Sending astronauts on a ‘Journey to Mars’ is now NASA’s agency wide and overarching goal for the next few decades of human spaceflight.
But before SLS can be transported to its launch pad at Kennedy’s Space Launch Complex 39-B for the EM-1 test flight the next big construction step has to begin.
“So now we have just started the next big effort to get ready for SLS.”
This involves installation of Ground Support Equipment (GSE) and a wide range of launch support services and systems to the ML.
“The next big effort is the GSE installation contract,” Ernst told me.
“We have about 40+ ground support and facility systems to be installed on the ML. There are about 800 items to be installed, including about 300,000-plus feet of cable and several miles of piping and tubing.”
“So that’s the next big effort to get ready for SLS. It’s about a 1.5 year contract and it was just awarded to J.P. Donovan Construction Inc. of Rockledge, Florida.”
“The work just started at the end of August.”

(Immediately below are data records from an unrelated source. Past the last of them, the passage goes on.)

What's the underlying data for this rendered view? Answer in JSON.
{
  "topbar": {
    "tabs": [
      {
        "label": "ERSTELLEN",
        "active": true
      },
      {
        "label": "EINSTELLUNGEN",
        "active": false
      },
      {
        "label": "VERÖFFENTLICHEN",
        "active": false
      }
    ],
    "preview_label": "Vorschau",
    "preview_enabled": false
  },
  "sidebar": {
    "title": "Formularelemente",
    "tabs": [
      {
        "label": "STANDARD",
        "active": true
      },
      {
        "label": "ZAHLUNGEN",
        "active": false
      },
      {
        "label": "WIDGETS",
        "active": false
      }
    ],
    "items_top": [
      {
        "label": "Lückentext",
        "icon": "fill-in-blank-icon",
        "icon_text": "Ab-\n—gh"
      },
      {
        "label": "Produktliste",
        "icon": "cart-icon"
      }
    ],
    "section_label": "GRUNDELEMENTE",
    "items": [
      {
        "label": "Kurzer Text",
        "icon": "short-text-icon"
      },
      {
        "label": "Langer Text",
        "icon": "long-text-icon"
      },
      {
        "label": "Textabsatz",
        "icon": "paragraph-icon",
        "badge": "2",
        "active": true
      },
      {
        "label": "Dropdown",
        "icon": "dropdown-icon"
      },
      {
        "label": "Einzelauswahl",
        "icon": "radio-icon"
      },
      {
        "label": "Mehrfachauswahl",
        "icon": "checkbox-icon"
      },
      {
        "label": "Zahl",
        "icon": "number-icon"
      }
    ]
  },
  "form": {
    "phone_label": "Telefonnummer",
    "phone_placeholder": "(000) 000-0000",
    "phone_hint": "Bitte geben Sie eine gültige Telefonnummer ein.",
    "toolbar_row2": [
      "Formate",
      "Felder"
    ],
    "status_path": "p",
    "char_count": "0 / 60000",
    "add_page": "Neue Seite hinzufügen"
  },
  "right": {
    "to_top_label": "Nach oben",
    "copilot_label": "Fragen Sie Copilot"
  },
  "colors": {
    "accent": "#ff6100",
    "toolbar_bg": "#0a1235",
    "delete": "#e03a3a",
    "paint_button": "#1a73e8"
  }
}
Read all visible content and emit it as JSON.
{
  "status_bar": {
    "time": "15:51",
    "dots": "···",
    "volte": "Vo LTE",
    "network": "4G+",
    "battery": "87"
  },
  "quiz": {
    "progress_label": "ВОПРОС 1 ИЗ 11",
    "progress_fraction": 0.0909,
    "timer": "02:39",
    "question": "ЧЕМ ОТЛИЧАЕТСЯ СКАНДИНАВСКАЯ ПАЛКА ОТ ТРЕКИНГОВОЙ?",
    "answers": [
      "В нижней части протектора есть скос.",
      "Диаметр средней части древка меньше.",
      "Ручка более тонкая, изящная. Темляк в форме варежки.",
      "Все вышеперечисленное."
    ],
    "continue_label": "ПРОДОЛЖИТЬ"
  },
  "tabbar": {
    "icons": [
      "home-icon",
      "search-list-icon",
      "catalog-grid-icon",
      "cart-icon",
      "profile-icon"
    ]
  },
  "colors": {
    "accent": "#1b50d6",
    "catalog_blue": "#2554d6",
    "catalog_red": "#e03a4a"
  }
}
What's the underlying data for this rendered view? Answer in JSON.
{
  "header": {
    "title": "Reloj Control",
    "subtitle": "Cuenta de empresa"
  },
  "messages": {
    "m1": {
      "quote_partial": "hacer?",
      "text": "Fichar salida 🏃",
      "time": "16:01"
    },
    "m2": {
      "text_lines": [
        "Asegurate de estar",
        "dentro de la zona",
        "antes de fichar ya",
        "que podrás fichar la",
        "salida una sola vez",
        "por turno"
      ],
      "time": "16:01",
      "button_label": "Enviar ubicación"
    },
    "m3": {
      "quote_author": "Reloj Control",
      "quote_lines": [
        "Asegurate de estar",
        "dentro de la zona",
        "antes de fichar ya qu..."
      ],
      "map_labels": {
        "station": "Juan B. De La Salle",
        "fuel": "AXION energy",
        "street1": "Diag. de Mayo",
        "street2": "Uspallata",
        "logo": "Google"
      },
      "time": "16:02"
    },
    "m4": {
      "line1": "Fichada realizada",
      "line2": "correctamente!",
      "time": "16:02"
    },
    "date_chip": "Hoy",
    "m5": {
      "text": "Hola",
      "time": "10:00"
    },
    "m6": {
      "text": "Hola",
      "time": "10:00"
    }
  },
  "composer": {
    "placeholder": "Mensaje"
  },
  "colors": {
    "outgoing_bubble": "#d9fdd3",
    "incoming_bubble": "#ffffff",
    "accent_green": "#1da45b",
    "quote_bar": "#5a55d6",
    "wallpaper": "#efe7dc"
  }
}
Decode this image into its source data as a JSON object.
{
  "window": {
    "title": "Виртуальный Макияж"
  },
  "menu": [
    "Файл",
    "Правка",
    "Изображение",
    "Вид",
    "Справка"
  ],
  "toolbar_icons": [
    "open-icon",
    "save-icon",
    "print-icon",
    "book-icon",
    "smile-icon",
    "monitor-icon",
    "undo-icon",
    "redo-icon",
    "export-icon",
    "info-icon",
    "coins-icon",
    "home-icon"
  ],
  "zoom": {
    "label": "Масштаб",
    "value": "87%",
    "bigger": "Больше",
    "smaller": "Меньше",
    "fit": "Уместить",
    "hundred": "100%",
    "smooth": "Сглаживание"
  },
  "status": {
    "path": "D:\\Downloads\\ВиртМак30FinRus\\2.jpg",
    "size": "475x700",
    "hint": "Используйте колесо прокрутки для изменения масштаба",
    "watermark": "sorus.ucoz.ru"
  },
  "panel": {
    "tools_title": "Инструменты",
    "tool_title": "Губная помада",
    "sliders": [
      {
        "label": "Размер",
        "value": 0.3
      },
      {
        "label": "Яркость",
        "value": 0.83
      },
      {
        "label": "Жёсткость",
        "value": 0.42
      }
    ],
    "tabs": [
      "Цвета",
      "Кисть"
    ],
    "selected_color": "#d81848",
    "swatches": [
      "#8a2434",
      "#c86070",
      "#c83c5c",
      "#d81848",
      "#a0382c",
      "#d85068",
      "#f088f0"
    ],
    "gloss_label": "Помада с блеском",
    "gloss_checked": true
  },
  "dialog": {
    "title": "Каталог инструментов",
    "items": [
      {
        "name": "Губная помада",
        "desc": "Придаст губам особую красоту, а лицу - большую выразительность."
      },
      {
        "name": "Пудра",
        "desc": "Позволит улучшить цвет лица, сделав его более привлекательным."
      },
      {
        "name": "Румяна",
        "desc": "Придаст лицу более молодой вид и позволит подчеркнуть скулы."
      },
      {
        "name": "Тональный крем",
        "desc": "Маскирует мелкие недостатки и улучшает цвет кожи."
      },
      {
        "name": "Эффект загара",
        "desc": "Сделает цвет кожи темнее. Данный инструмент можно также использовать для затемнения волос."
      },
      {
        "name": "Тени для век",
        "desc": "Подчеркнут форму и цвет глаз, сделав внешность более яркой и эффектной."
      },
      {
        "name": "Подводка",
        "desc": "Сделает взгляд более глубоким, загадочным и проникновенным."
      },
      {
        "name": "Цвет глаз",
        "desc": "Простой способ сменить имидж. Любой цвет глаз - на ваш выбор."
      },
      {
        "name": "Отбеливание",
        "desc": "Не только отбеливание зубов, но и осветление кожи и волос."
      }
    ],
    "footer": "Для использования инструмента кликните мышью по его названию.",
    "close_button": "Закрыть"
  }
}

NASA currently plans to roll the ML into the Vehicle Assembly Building in early 2017 for stacking of SLS and Orion for the EM-1 test flight.
The SLS/Orion mounted stack atop the ML will then roll out to Space Launch Complex 39B for the 2018 launch from the Kennedy Space Center.
Pad 39B is also undergoing radical renovations and upgrades, transforming it from its use for NASA’s now retired Space Shuttle program into a modernized 21st century launch pad. Watch for my upcoming story.
Stay tuned here for Ken’s continuing Earth and planetary science and human spaceflight news.
Video of Mobile Launcher on its move out to Launch Complex 39B courtesy of Alan Walters/awaltersphoto.com
CAPE CANAVERAL, Fla – NASA decided that its Mobile Launcher (ML) needed a bit of a shakedown cruise – so it took it on a trip to Launch Complex – 39B (LC-39B). Along the way it stopped and reviewed data as to how the massive tower fared as it lumbered along at the blistering pace of a mile-an-hour. This does not make for riveting must-see video – unless you speed it up.
In the roughly minute-long video the ML moves along at a (somewhat) faster pace. The ML is part of the space agency’s plans to return NASA to the business of space exploration once again. If all goes according to plan, the ML will be the platform used to launch NASA’s Space Launch System or SLS.
As with so many aspects of space exploration, there is a type of art that flows from even the least aesthetic blocky components that are used to lift Heaven and Earth. For those with the right eye, even a metallic tower has a beauty all its own.
That is exactly what aerospace photographer Alan Walters does – find the path to let an object’s inner beauty shine through. The burly photographer has an artist’s eye and loves sharing the awe of all manners of space flight and spacecraft processing.
On Wednesday one of the most emotional aspects of the journey to the launch pad – was the resemblance of some of the images – to those shot during the Apollo era. This imagery could well be prescient as NASA is passing the responsibility of delivering crew and cargo to the International Space Station to commercial space firms as it turns its focus on launching crews to points beyond low-Earth-orbit.
The ML moved from next to Kennedy Space Center’s (KSC) Vehicle Assembly Building (VAB) to LC-39B to collect data from structural and functional engineering tests. Any relevant data that is gleaned from the journey will be used to modify the ML. The 355-foot-tall ML is being developed to support NASA’s exploration objectives.
“To be honest, I wasn’t expecting much from the move,” Walters said. “After the thing got moving, I began having Apollo flashbacks and I got more and more into photographing and getting video of this event. It made me hopeful about what we might be seeing fly out of Kennedy (Space Center) in the years to come.”